As the population of tigers have increased in Bandipur and Biligiri Rangana Betta (BR Hill) Tiger Reserves, tigers are moving to MM Hill Wildlife Sanctuary in search of newer territories and mates. As this Sanctuary has become a perfect place for the tigers to breed, the State Government announced the Sanctuary as a Tiger Reserve last year.
Taking all this into consideration and to create awareness about the importance of wildlife, prevention of forest fire and the role of public in preventing fires, the Forest Department has been conducting street plays and conducting meetings at villages in the forest border to seek co-operation from them.
Devotees start pouring in
For the Mahashivaratri Jathra, devotees have already started arriving at the MM Hills since Feb. 18. The devotees have stayed put at the Hill and it is a tradition for the them to arrive at least a week before the Jathra. More than two lakh devotees are expected to take part in the Jathra Mahotsava this year.
While the number of devotees arriving to the hill by foot is increasing everyday, devotees arriving in vehicles are also increasing day by day and crowd is expected till Feb. 25.
Cigarette butts and beedis
The main worry is fire caused by carelessly thrown lit cigarettes and beedis. Along with this, the Forest personnel have to prevent plastic usage by the devotees. Forest personnel have started appealing devotees to shun plastic and also to not throw empty plastic covers in forest areas. They are distributing pamphlets so that people celebrate without harming the fragile habitat, V. Yedukondalu, DCF, Male Mahadeshwara Hill Wildlife Sanctuary told SOM.
Volunteers, Department personnel and the local Police will be deployed at all three entrances to the hillocks — Cauvery Wildlife Range, Tamil Nadu and Kollegal. Some start their journey from Mandya and Mysuru — a walk of around 70 km — and around 30 km of this journey is through the thickets.
This period is also crucial because elephants are known to roam the area due to the approaching dry season. People also feed monkeys, leading to conflicts.

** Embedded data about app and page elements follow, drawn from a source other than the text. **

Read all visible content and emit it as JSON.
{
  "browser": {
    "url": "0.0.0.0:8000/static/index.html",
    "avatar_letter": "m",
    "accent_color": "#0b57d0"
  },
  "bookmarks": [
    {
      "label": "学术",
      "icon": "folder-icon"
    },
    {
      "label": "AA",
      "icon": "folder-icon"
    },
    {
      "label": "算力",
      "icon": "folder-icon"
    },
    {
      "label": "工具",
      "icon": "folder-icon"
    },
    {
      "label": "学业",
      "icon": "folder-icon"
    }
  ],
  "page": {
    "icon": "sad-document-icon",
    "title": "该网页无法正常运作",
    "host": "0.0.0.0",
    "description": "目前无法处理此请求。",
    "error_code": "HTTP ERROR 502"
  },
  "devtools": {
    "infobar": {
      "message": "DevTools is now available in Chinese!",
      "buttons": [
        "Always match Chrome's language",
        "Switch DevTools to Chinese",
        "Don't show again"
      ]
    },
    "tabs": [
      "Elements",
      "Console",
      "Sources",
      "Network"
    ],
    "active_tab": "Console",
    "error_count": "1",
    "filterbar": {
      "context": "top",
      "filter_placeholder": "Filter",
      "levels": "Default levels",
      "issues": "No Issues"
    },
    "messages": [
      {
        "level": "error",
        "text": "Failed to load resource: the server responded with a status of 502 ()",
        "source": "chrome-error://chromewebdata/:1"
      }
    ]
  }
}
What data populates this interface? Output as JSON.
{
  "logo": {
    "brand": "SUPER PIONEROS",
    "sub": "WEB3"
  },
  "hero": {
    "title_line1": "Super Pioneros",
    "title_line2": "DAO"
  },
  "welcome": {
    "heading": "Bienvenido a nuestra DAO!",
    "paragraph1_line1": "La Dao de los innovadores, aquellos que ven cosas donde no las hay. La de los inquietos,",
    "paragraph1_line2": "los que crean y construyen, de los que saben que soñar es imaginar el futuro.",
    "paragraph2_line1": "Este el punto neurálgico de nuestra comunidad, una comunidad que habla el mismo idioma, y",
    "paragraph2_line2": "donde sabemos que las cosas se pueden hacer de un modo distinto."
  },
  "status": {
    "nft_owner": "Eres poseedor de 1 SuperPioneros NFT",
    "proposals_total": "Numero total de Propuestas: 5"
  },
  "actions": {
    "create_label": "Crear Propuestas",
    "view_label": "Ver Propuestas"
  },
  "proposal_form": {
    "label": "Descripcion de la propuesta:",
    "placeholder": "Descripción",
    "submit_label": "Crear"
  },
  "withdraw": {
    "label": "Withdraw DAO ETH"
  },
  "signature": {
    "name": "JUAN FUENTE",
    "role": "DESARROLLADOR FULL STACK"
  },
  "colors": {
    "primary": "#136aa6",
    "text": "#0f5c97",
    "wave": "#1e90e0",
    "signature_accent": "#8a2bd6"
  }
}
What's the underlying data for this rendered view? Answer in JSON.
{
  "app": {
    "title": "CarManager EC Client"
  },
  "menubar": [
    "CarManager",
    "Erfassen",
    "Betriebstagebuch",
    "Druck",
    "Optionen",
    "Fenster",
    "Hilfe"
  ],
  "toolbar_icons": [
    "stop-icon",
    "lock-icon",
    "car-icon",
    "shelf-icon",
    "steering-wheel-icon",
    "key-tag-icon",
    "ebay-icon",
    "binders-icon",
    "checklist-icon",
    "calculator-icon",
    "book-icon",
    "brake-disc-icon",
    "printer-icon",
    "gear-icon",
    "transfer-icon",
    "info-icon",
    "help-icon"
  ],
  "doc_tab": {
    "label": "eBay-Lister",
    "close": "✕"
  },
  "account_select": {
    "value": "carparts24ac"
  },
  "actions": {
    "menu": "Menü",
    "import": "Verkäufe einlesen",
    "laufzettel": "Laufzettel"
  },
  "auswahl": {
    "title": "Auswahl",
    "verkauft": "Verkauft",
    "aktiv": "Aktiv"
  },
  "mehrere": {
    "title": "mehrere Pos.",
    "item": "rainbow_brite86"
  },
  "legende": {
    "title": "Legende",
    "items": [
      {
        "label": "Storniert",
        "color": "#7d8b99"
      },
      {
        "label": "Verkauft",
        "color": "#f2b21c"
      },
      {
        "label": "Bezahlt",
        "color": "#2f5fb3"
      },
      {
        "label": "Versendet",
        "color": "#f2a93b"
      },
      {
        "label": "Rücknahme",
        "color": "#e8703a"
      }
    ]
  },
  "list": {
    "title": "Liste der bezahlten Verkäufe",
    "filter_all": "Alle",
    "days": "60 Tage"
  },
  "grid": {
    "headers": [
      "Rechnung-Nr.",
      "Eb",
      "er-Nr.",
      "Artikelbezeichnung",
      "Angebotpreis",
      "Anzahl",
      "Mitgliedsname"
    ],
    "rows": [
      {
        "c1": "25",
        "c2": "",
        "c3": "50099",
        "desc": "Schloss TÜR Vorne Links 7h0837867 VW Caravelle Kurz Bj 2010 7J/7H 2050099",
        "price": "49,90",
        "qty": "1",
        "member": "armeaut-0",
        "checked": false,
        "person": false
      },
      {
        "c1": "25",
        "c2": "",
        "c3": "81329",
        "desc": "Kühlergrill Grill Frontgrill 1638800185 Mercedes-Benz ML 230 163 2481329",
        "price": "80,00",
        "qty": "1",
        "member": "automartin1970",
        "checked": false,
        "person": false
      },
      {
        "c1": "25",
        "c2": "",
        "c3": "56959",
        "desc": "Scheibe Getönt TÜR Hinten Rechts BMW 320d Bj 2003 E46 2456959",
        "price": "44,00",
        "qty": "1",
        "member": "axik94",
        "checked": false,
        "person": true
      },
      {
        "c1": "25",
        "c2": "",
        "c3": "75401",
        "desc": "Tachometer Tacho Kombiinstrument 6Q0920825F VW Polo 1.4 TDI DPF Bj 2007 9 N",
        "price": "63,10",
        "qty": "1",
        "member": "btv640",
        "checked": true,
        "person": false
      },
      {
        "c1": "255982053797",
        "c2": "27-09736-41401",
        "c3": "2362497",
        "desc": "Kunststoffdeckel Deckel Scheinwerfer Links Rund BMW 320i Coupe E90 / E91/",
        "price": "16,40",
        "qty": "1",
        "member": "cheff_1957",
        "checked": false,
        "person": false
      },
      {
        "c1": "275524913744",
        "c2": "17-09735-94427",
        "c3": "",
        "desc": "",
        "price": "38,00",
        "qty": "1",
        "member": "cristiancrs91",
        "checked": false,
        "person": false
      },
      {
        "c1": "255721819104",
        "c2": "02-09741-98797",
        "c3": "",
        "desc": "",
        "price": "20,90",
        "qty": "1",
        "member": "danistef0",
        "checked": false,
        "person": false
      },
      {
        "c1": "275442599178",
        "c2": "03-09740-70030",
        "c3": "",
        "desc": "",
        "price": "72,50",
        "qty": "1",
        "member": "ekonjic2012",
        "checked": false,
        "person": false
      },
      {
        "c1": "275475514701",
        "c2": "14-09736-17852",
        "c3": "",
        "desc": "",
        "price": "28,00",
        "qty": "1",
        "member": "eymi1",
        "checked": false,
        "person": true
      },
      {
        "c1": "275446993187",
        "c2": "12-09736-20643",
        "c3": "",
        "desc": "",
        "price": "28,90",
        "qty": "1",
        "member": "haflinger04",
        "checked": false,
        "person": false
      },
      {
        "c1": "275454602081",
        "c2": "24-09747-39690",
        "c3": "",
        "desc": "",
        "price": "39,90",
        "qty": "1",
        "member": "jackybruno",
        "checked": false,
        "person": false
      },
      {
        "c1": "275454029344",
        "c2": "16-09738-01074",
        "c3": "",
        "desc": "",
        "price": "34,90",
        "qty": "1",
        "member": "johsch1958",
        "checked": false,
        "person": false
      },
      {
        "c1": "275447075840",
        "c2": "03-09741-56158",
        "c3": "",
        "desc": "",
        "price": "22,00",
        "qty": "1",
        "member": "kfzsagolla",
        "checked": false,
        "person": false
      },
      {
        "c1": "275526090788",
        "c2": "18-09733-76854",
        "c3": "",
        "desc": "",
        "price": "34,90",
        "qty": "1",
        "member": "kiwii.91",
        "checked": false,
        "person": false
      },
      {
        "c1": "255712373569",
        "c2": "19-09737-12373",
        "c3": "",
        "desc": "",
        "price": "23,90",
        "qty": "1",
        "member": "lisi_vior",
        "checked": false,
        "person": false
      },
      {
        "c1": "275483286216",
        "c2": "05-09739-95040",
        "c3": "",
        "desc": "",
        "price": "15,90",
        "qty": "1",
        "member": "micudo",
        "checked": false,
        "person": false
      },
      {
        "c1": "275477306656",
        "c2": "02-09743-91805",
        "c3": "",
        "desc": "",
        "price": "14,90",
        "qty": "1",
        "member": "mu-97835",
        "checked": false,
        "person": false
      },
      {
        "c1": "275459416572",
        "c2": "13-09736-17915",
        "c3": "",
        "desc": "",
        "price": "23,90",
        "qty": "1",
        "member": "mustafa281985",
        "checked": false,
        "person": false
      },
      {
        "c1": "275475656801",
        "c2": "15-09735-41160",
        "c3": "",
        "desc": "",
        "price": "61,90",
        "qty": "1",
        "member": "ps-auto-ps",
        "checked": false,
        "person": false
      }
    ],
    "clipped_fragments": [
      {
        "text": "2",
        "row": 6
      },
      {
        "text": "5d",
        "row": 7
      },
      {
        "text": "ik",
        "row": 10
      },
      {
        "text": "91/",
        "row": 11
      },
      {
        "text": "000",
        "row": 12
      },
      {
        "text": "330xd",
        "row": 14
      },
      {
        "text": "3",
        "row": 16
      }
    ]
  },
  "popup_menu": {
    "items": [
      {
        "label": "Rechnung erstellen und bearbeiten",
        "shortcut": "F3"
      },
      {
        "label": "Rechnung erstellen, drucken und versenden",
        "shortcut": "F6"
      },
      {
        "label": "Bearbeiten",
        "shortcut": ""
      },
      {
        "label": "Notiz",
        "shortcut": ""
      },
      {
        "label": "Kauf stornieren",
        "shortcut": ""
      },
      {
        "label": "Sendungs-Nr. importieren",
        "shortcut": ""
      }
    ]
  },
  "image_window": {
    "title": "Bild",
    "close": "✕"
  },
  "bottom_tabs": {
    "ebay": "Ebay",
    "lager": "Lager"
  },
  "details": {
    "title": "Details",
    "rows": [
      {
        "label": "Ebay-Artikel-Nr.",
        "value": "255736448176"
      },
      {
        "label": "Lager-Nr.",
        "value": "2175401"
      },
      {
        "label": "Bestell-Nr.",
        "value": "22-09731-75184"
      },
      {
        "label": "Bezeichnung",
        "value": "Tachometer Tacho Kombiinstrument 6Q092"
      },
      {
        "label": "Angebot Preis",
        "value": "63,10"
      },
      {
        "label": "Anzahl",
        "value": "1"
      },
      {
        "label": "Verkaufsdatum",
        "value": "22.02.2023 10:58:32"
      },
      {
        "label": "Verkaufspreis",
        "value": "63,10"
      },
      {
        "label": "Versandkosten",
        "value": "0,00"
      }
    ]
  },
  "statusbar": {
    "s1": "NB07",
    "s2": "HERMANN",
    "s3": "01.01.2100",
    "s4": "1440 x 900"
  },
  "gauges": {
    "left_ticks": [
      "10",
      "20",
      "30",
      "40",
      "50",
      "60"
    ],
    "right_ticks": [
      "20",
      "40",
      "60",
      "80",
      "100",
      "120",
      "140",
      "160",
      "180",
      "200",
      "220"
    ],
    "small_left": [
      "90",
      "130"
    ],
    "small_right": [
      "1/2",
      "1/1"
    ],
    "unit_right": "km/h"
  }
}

Devotees tend to cook in the forest, leading to garbage issues and also cause forest fires, officials say. After the celebrations, the Forest Department will need 200-300 volunteers to clean up MM Hills Range.